* **WORK REQUEST**
Leaving every picture out, repeat all of the entries below exactly.
• • • • • • •
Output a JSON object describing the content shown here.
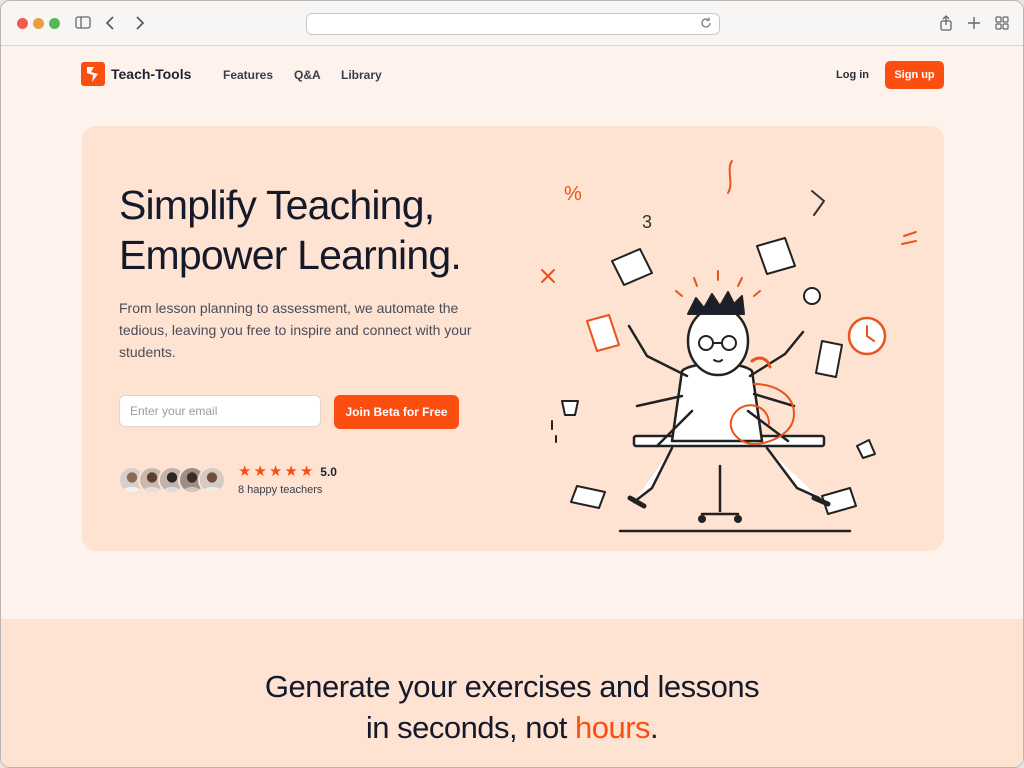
{
  "browser": {
    "url": ""
  },
  "nav": {
    "brand": "Teach-Tools",
    "links": [
      "Features",
      "Q&A",
      "Library"
    ],
    "login": "Log in",
    "signup": "Sign up"
  },
  "hero": {
    "title_line1": "Simplify Teaching,",
    "title_line2": "Empower Learning.",
    "subtitle": "From lesson planning to assessment, we automate the tedious, leaving you free to inspire and connect with your students.",
    "email_placeholder": "Enter your email",
    "cta": "Join Beta for Free",
    "rating": "5.0",
    "rating_stars": 5,
    "teachers": "8 happy teachers"
  },
  "band": {
    "line1": "Generate your exercises and lessons",
    "line2_prefix": "in seconds, not ",
    "line2_accent": "hours",
    "line2_suffix": "."
  },
  "colors": {
    "accent": "#fb4f12",
    "hero_bg": "#fee3d3",
    "page_bg": "#fdf3ec",
    "text_dark": "#141a2a"
  }
}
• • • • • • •
* **ANSWER TO THIS PROBLEM**
Output a JSON object describing the content shown here.
{
  "browser": {
    "url": ""
  },
  "nav": {
    "brand": "Teach-Tools",
    "links": [
      "Features",
      "Q&A",
      "Library"
    ],
    "login": "Log in",
    "signup": "Sign up"
  },
  "hero": {
    "title_line1": "Simplify Teaching,",
    "title_line2": "Empower Learning.",
    "subtitle": "From lesson planning to assessment, we automate the tedious, leaving you free to inspire and connect with your students.",
    "email_placeholder": "Enter your email",
    "cta": "Join Beta for Free",
    "rating": "5.0",
    "rating_stars": 5,
    "teachers": "8 happy teachers"
  },
  "band": {
    "line1": "Generate your exercises and lessons",
    "line2_prefix": "in seconds, not ",
    "line2_accent": "hours",
    "line2_suffix": "."
  },
  "colors": {
    "accent": "#fb4f12",
    "hero_bg": "#fee3d3",
    "page_bg": "#fdf3ec",
    "text_dark": "#141a2a"
  }
}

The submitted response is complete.